* [Excerpts from an interface dataset]

▼

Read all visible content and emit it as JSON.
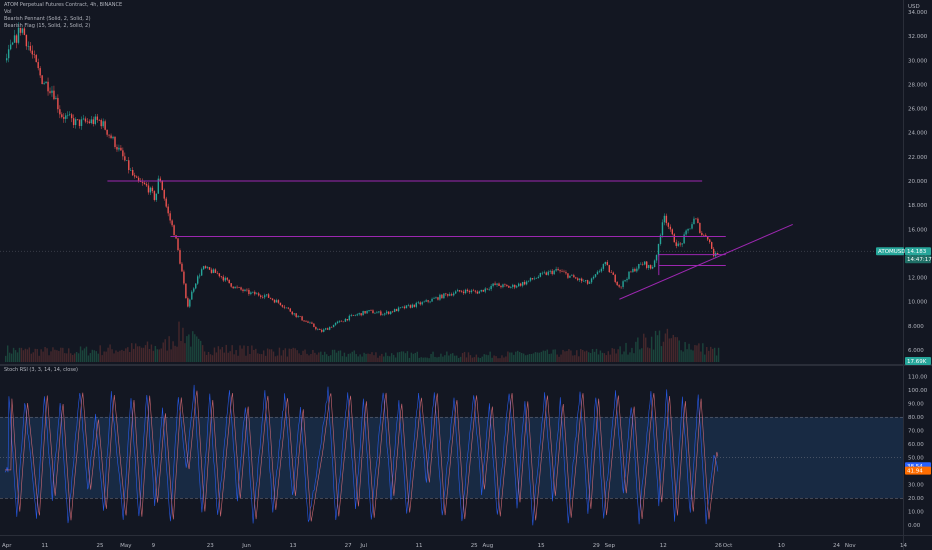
{
  "header": {
    "title": "ATOM Perpetual Futures Contract, 4h, BINANCE",
    "indicators": [
      "Vol",
      "Bearish Pennant (Solid, 2, Solid, 2)",
      "Bearish Flag (15, Solid, 2, Solid, 2)"
    ]
  },
  "stoch_label": "Stoch RSI (3, 3, 14, 14, close)",
  "currency": "USD",
  "colors": {
    "background": "#131722",
    "price_tag": "#26a69a",
    "pattern_lines": "#9c27b0",
    "up": "#26a69a",
    "down": "#ef5350",
    "k_line": "#2962ff",
    "d_line": "#ff6d00",
    "stoch_band": "#1e3a5f"
  },
  "tags": {
    "symbol": "ATOMUSDT.P",
    "last_price": "14.183",
    "countdown": "14:47:17",
    "volume": "17.69K",
    "stoch_k": "38.54",
    "stoch_d": "41.94"
  },
  "chart_data": [
    {
      "type": "candlestick",
      "name": "ATOMUSDT.P 4h",
      "ylim": [
        5,
        35
      ],
      "price_axis_ticks": [
        "34.000",
        "32.000",
        "30.000",
        "28.000",
        "26.000",
        "24.000",
        "22.000",
        "20.000",
        "18.000",
        "16.000",
        "14.000",
        "12.000",
        "10.000",
        "8.000",
        "6.000"
      ],
      "x_axis_ticks": [
        "Apr",
        "11",
        "25",
        "May",
        "9",
        "23",
        "Jun",
        "13",
        "27",
        "Jul",
        "11",
        "25",
        "Aug",
        "15",
        "29",
        "Sep",
        "12",
        "26",
        "Oct",
        "10",
        "24",
        "Nov",
        "14"
      ],
      "price_path": [
        {
          "d": 0,
          "p": 30.0
        },
        {
          "d": 4,
          "p": 32.8
        },
        {
          "d": 6,
          "p": 31.0
        },
        {
          "d": 9,
          "p": 28.5
        },
        {
          "d": 12,
          "p": 27.5
        },
        {
          "d": 14,
          "p": 25.5
        },
        {
          "d": 18,
          "p": 24.8
        },
        {
          "d": 24,
          "p": 25.0
        },
        {
          "d": 28,
          "p": 23.0
        },
        {
          "d": 33,
          "p": 20.0
        },
        {
          "d": 36,
          "p": 19.5
        },
        {
          "d": 38,
          "p": 18.5
        },
        {
          "d": 39,
          "p": 20.5
        },
        {
          "d": 41,
          "p": 17.5
        },
        {
          "d": 43,
          "p": 15.5
        },
        {
          "d": 45,
          "p": 12.0
        },
        {
          "d": 46,
          "p": 9.5
        },
        {
          "d": 48,
          "p": 11.5
        },
        {
          "d": 50,
          "p": 12.8
        },
        {
          "d": 54,
          "p": 12.3
        },
        {
          "d": 58,
          "p": 11.2
        },
        {
          "d": 62,
          "p": 10.7
        },
        {
          "d": 66,
          "p": 10.5
        },
        {
          "d": 70,
          "p": 9.8
        },
        {
          "d": 74,
          "p": 8.8
        },
        {
          "d": 78,
          "p": 8.0
        },
        {
          "d": 80,
          "p": 7.5
        },
        {
          "d": 84,
          "p": 8.2
        },
        {
          "d": 88,
          "p": 8.8
        },
        {
          "d": 92,
          "p": 9.2
        },
        {
          "d": 96,
          "p": 9.0
        },
        {
          "d": 100,
          "p": 9.4
        },
        {
          "d": 106,
          "p": 9.9
        },
        {
          "d": 112,
          "p": 10.6
        },
        {
          "d": 116,
          "p": 10.9
        },
        {
          "d": 120,
          "p": 10.8
        },
        {
          "d": 124,
          "p": 11.4
        },
        {
          "d": 128,
          "p": 11.2
        },
        {
          "d": 132,
          "p": 11.6
        },
        {
          "d": 136,
          "p": 12.2
        },
        {
          "d": 140,
          "p": 12.6
        },
        {
          "d": 144,
          "p": 12.0
        },
        {
          "d": 148,
          "p": 11.5
        },
        {
          "d": 150,
          "p": 12.2
        },
        {
          "d": 152,
          "p": 13.2
        },
        {
          "d": 154,
          "p": 12.2
        },
        {
          "d": 156,
          "p": 11.2
        },
        {
          "d": 158,
          "p": 12.2
        },
        {
          "d": 160,
          "p": 12.8
        },
        {
          "d": 162,
          "p": 13.2
        },
        {
          "d": 164,
          "p": 12.7
        },
        {
          "d": 166,
          "p": 14.8
        },
        {
          "d": 167,
          "p": 17.5
        },
        {
          "d": 169,
          "p": 15.5
        },
        {
          "d": 171,
          "p": 14.5
        },
        {
          "d": 173,
          "p": 15.8
        },
        {
          "d": 175,
          "p": 16.9
        },
        {
          "d": 177,
          "p": 15.4
        },
        {
          "d": 178,
          "p": 15.6
        },
        {
          "d": 180,
          "p": 13.7
        },
        {
          "d": 181,
          "p": 14.18
        }
      ],
      "volume_profile": [
        {
          "d": 0,
          "v": 0.35
        },
        {
          "d": 15,
          "v": 0.3
        },
        {
          "d": 40,
          "v": 0.45
        },
        {
          "d": 45,
          "v": 0.9
        },
        {
          "d": 50,
          "v": 0.4
        },
        {
          "d": 80,
          "v": 0.25
        },
        {
          "d": 120,
          "v": 0.2
        },
        {
          "d": 155,
          "v": 0.3
        },
        {
          "d": 166,
          "v": 0.75
        },
        {
          "d": 175,
          "v": 0.45
        },
        {
          "d": 181,
          "v": 0.3
        }
      ],
      "pattern_lines": [
        {
          "from": {
            "d": 26,
            "p": 20.0
          },
          "to": {
            "d": 177,
            "p": 20.0
          }
        },
        {
          "from": {
            "d": 42,
            "p": 15.4
          },
          "to": {
            "d": 183,
            "p": 15.4
          }
        },
        {
          "from": {
            "d": 166,
            "p": 13.9
          },
          "to": {
            "d": 183,
            "p": 13.9
          }
        },
        {
          "from": {
            "d": 166,
            "p": 13.0
          },
          "to": {
            "d": 183,
            "p": 13.0
          }
        },
        {
          "from": {
            "d": 156,
            "p": 10.2
          },
          "to": {
            "d": 200,
            "p": 16.4
          }
        },
        {
          "from": {
            "d": 166,
            "p": 13.9
          },
          "to": {
            "d": 166,
            "p": 12.2
          }
        }
      ]
    },
    {
      "type": "line",
      "name": "Stoch RSI",
      "ylim": [
        -5,
        112
      ],
      "axis_ticks": [
        "110.00",
        "100.00",
        "90.00",
        "80.00",
        "70.00",
        "60.00",
        "50.00",
        "40.00",
        "30.00",
        "20.00",
        "10.00",
        "0.00"
      ],
      "bands": {
        "upper": 80,
        "middle": 50,
        "lower": 20
      },
      "series": [
        {
          "label": "K",
          "color": "#2962ff"
        },
        {
          "label": "D",
          "color": "#ff6d00"
        }
      ],
      "peaks": [
        {
          "d": 1,
          "v": 96
        },
        {
          "d": 3,
          "v": 8
        },
        {
          "d": 5,
          "v": 92
        },
        {
          "d": 8,
          "v": 5
        },
        {
          "d": 10,
          "v": 98
        },
        {
          "d": 12,
          "v": 20
        },
        {
          "d": 14,
          "v": 92
        },
        {
          "d": 16,
          "v": 2
        },
        {
          "d": 19,
          "v": 100
        },
        {
          "d": 21,
          "v": 25
        },
        {
          "d": 23,
          "v": 80
        },
        {
          "d": 25,
          "v": 10
        },
        {
          "d": 27,
          "v": 98
        },
        {
          "d": 30,
          "v": 5
        },
        {
          "d": 32,
          "v": 95
        },
        {
          "d": 34,
          "v": 4
        },
        {
          "d": 36,
          "v": 98
        },
        {
          "d": 38,
          "v": 15
        },
        {
          "d": 40,
          "v": 85
        },
        {
          "d": 42,
          "v": 2
        },
        {
          "d": 44,
          "v": 96
        },
        {
          "d": 46,
          "v": 40
        },
        {
          "d": 48,
          "v": 102
        },
        {
          "d": 50,
          "v": 8
        },
        {
          "d": 52,
          "v": 95
        },
        {
          "d": 54,
          "v": 5
        },
        {
          "d": 57,
          "v": 100
        },
        {
          "d": 59,
          "v": 18
        },
        {
          "d": 61,
          "v": 90
        },
        {
          "d": 63,
          "v": 3
        },
        {
          "d": 66,
          "v": 98
        },
        {
          "d": 68,
          "v": 10
        },
        {
          "d": 71,
          "v": 96
        },
        {
          "d": 73,
          "v": 20
        },
        {
          "d": 75,
          "v": 88
        },
        {
          "d": 77,
          "v": 2
        },
        {
          "d": 80,
          "v": 55
        },
        {
          "d": 82,
          "v": 100
        },
        {
          "d": 84,
          "v": 5
        },
        {
          "d": 87,
          "v": 98
        },
        {
          "d": 89,
          "v": 12
        },
        {
          "d": 91,
          "v": 94
        },
        {
          "d": 93,
          "v": 4
        },
        {
          "d": 96,
          "v": 100
        },
        {
          "d": 98,
          "v": 20
        },
        {
          "d": 100,
          "v": 92
        },
        {
          "d": 102,
          "v": 8
        },
        {
          "d": 105,
          "v": 96
        },
        {
          "d": 107,
          "v": 30
        },
        {
          "d": 109,
          "v": 100
        },
        {
          "d": 111,
          "v": 6
        },
        {
          "d": 114,
          "v": 95
        },
        {
          "d": 116,
          "v": 3
        },
        {
          "d": 119,
          "v": 98
        },
        {
          "d": 121,
          "v": 25
        },
        {
          "d": 123,
          "v": 90
        },
        {
          "d": 125,
          "v": 5
        },
        {
          "d": 128,
          "v": 100
        },
        {
          "d": 130,
          "v": 15
        },
        {
          "d": 132,
          "v": 94
        },
        {
          "d": 134,
          "v": 2
        },
        {
          "d": 137,
          "v": 98
        },
        {
          "d": 139,
          "v": 20
        },
        {
          "d": 141,
          "v": 92
        },
        {
          "d": 143,
          "v": 4
        },
        {
          "d": 146,
          "v": 100
        },
        {
          "d": 148,
          "v": 10
        },
        {
          "d": 150,
          "v": 96
        },
        {
          "d": 152,
          "v": 6
        },
        {
          "d": 155,
          "v": 98
        },
        {
          "d": 157,
          "v": 22
        },
        {
          "d": 159,
          "v": 90
        },
        {
          "d": 161,
          "v": 3
        },
        {
          "d": 164,
          "v": 100
        },
        {
          "d": 166,
          "v": 15
        },
        {
          "d": 168,
          "v": 98
        },
        {
          "d": 170,
          "v": 5
        },
        {
          "d": 172,
          "v": 94
        },
        {
          "d": 174,
          "v": 8
        },
        {
          "d": 176,
          "v": 96
        },
        {
          "d": 178,
          "v": 3
        },
        {
          "d": 180,
          "v": 55
        },
        {
          "d": 181,
          "v": 41
        }
      ]
    }
  ]
}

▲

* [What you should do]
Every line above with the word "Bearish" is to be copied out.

* [Task solution]
      "Bearish Pennant (Solid, 2, Solid, 2)",
      "Bearish Flag (15, Solid, 2, Solid, 2)"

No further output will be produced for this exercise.